The company increased its EPS guidance to a range of $2.65 - $2.67 from $2.65, not fully reflecting this quarter's earnings beat. This guidance considers higher rates of inflation, a potential Venezuela currency devaluation, and a higher tax rate. Overall sales grew 6% in 2Q13 which was predicated on a significant lift from international, in part due to acquisitions, alongside positive sales growth at US Retail and a slight decline at Bakeries and Foodservice. Notably, US Retail posted positive volume growth for the first time in seven quarters. US Retail profits were the much stronger than we expected, up over 9%. International profits included a $17 million transition expense for Yoplait Canada and would have grown 14% vs. the +1% reported. We continue with our Buy rating and target price of $43 (under review) which we derive by applying a 15X multiple to our 2013 EPS estimate. We believe the company does not warrant its current discount to its large cap peers based on our view of the future growth prospects in place.

Barclays Capital analyst Andrew Lazar

Organic sales rose 2% year-on-year in the quarter versus our forecast of a 3% increase, we estimate on flat volume and +2 pricing.
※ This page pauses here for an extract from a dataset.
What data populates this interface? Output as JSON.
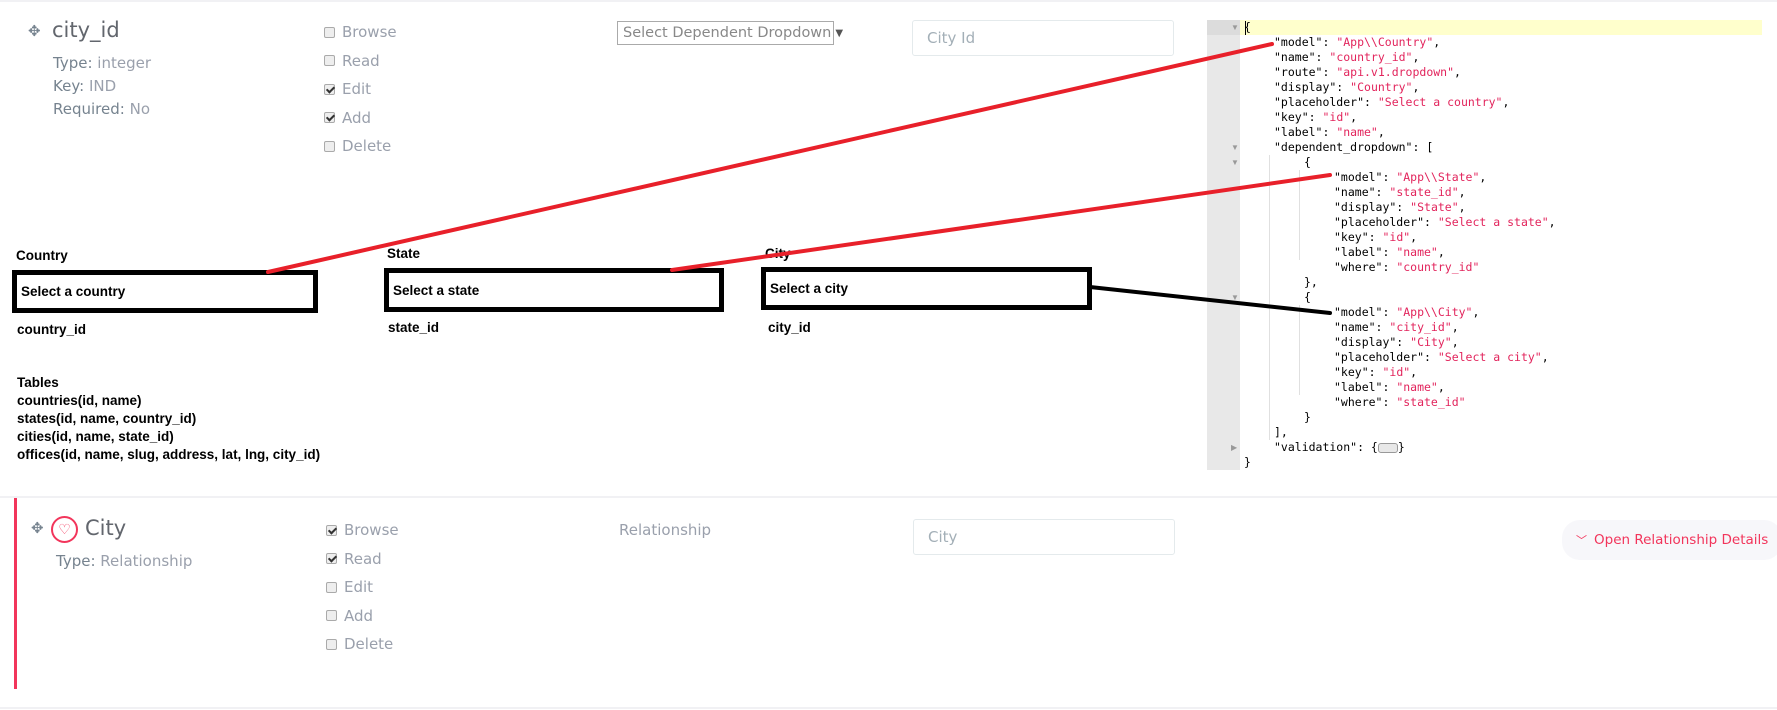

On a segment basis, US retail volume rose 2% a bit better than our forecast though against a -7% result last year, while price was flat. Interestingly, sales of snacks and meals recorded gains, while yoghurt, cereal and baking were still down year-on-year. US retail EBIT rose 9%, well above our estimate and consensus, though part of the upside likely comes from lower (-1%) advertising spend in the quarter. Bakery and foodservice EBIT was also well above our estimate due to lower grain costs, while EBIT in international was below our forecast, though primarily due to the inclusion of a $17m investment to transition Yoplait Canada. 

Despite the $0.08 beat, GIS raised its FY13 EPS guidance from a point estimate of $2.65 to a range of $2.65-$2.67 – which implies lower EPS in fiscal 2H than Consensus currently expects. While we believe investors could well take issue with the makeup of the EPS result, given Yogurt and Cereal are still weak, and advertising was again lower YOY, we’d note that expectations were already fairly subdued (given weak scanner data) and visibility to the full year is now enhanced.
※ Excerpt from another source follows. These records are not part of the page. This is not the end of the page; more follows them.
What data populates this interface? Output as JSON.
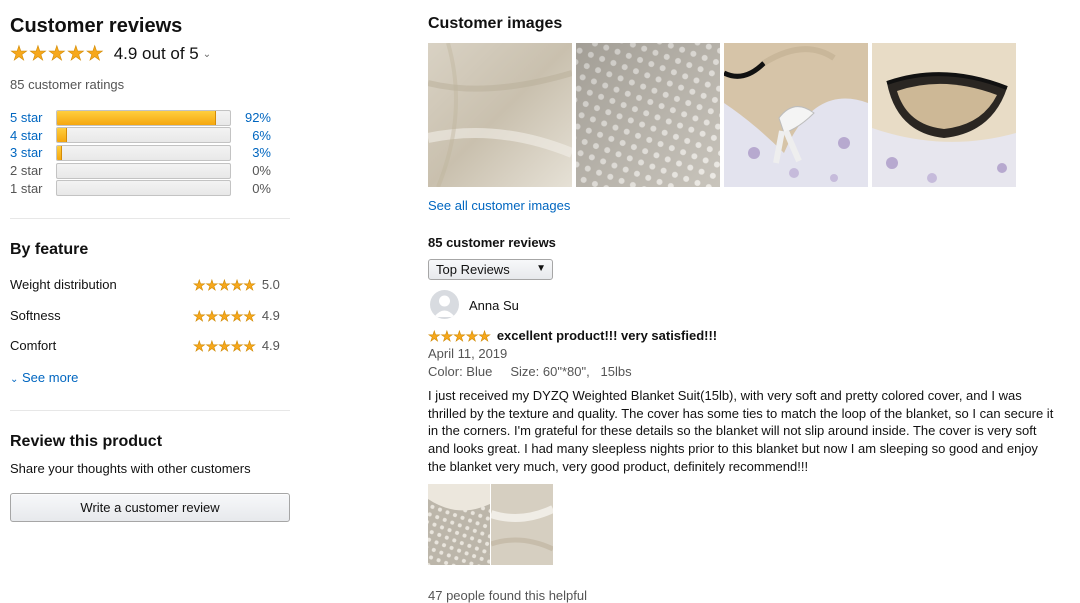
{
  "summary": {
    "title": "Customer reviews",
    "rating_text": "4.9 out of 5",
    "average_rating": 4.9,
    "total_ratings": "85 customer ratings",
    "histogram": [
      {
        "label": "5 star",
        "percent": 92,
        "percent_text": "92%",
        "linked": true
      },
      {
        "label": "4 star",
        "percent": 6,
        "percent_text": "6%",
        "linked": true
      },
      {
        "label": "3 star",
        "percent": 3,
        "percent_text": "3%",
        "linked": true
      },
      {
        "label": "2 star",
        "percent": 0,
        "percent_text": "0%",
        "linked": false
      },
      {
        "label": "1 star",
        "percent": 0,
        "percent_text": "0%",
        "linked": false
      }
    ]
  },
  "features": {
    "title": "By feature",
    "items": [
      {
        "name": "Weight distribution",
        "rating": "5.0"
      },
      {
        "name": "Softness",
        "rating": "4.9"
      },
      {
        "name": "Comfort",
        "rating": "4.9"
      }
    ],
    "see_more": "See more"
  },
  "review_product": {
    "title": "Review this product",
    "subtitle": "Share your thoughts with other customers",
    "button": "Write a customer review"
  },
  "images": {
    "title": "Customer images",
    "see_all": "See all customer images"
  },
  "reviews": {
    "count": "85 customer reviews",
    "sort_selected": "Top Reviews",
    "items": [
      {
        "author": "Anna Su",
        "stars": 5,
        "title": "excellent product!!! very satisfied!!!",
        "date": "April 11, 2019",
        "meta": "Color: Blue     Size: 60\"*80\",   15lbs",
        "body": "I just received my DYZQ Weighted Blanket Suit(15lb), with very soft and pretty colored cover, and I was thrilled by the texture and quality. The cover has some ties to match the loop of the blanket, so I can secure it in the corners. I'm grateful for these details so the blanket will not slip around inside. The cover is very soft and looks great. I had many sleepless nights prior to this blanket but now I am sleeping so good and enjoy the blanket very much, very good product, definitely recommend!!!",
        "helpful": "47 people found this helpful"
      }
    ]
  },
  "colors": {
    "star": "#f7a81b",
    "link": "#0066c0",
    "bar_fill": "#f5a70f"
  }
}
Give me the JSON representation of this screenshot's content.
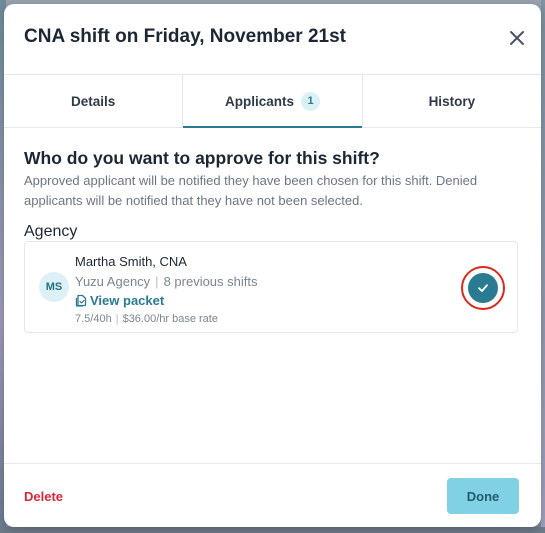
{
  "modal": {
    "title": "CNA shift on Friday, November 21st",
    "close_icon": "close-icon"
  },
  "tabs": [
    {
      "label": "Details",
      "active": false
    },
    {
      "label": "Applicants",
      "badge": "1",
      "active": true
    },
    {
      "label": "History",
      "active": false
    }
  ],
  "prompt": {
    "heading": "Who do you want to approve for this shift?",
    "description": "Approved applicant will be notified they have been chosen for this shift. Denied applicants will be notified that they have not been selected."
  },
  "section": {
    "label": "Agency"
  },
  "applicant": {
    "initials": "MS",
    "name": "Martha Smith, CNA",
    "agency": "Yuzu Agency",
    "separator": "|",
    "previous_shifts": "8 previous shifts",
    "view_packet_label": "View packet",
    "hours": "7.5/40h",
    "rate": "$36.00/hr base rate",
    "approve_icon": "checkmark-icon",
    "approved": true
  },
  "footer": {
    "delete_label": "Delete",
    "done_label": "Done"
  },
  "colors": {
    "accent": "#2a7a92",
    "danger": "#d8283a",
    "done_button": "#7fd1e3",
    "highlight_ring": "#d92a1c"
  }
}
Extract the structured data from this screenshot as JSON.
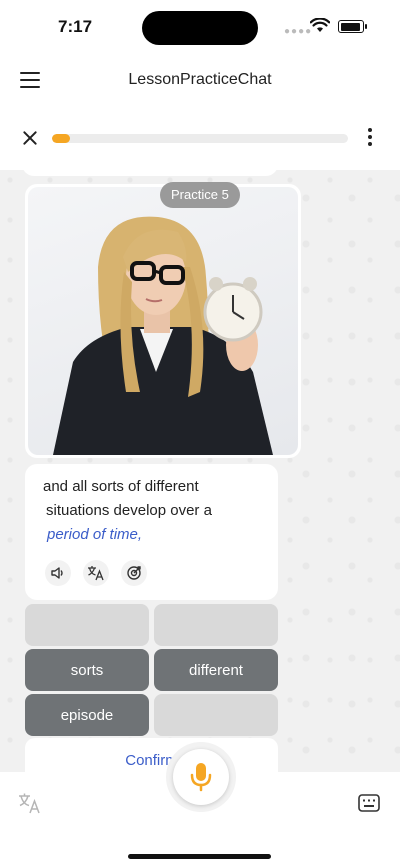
{
  "status_bar": {
    "time": "7:17"
  },
  "nav": {
    "title": "LessonPracticeChat"
  },
  "progress": {
    "fraction": 0.06,
    "color": "#f5a623"
  },
  "practice_badge": "Practice 5",
  "message": {
    "lines": [
      "and all sorts of different",
      "situations develop over a",
      "period of time,"
    ],
    "highlight_color": "#3b5dc9"
  },
  "word_options": [
    "sorts",
    "different",
    "episode"
  ],
  "confirm_label": "Confirm",
  "colors": {
    "accent": "#f5a623",
    "link": "#3b5dc9",
    "chip": "#6f7376"
  },
  "icons": [
    "menu-icon",
    "close-icon",
    "more-vertical-icon",
    "speaker-icon",
    "translate-icon",
    "target-icon",
    "microphone-icon",
    "keyboard-icon"
  ]
}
Morningstar analyst Erin Lash

The packaged food firm raised its full-year adjusted earnings per share guidance to a range of $2.65-$2.67 (from approximately $2.65 previously) but numerous headwinds loom in the back half of its fiscal year. Management called out elevated commodity cost pressures, increased taxes, and a potential devaluation in Venezuela as likely challenges over the next six months. We continue to believe that with a strong brand portfolio and an extensive global distribution platform, the company should ultimately withstand current pressures.

Despite the pressures created by raw material inflation, which management now anticipates will come in near the high end of a 2%-3% full-year target in light of recent drought conditions in the United States and abroad, even though it is 90% hedged for the full year, General Mills posted profit improvement. The adjusted gross margin ticked up 20 basis points to 36.7% and the adjusted operating margin expanded 50 basis points to 18.1%. However, we expect that General Mills' stringent focus on cost management and increased scale in developing markets should enable it to manage through these challenges and expand margins to nearly 18% by fiscal 2017, up from an adjusted margin of 16.7% in fiscal 2012 and in line with fiscal 2011.

Management again commented this quarter that total marketing spending (which was down 3% from the prior-year period) was weighed toward in-store promotional support. While we understand that this spending is essential as it brings a rash of new products to market, we were hoping that this trend would reverse during the quarter. From our perspective, promotional spending is not a sustainable or profitable long-term strategy, and we'd prefer to see General Mills invest behind the advertising support of its brands.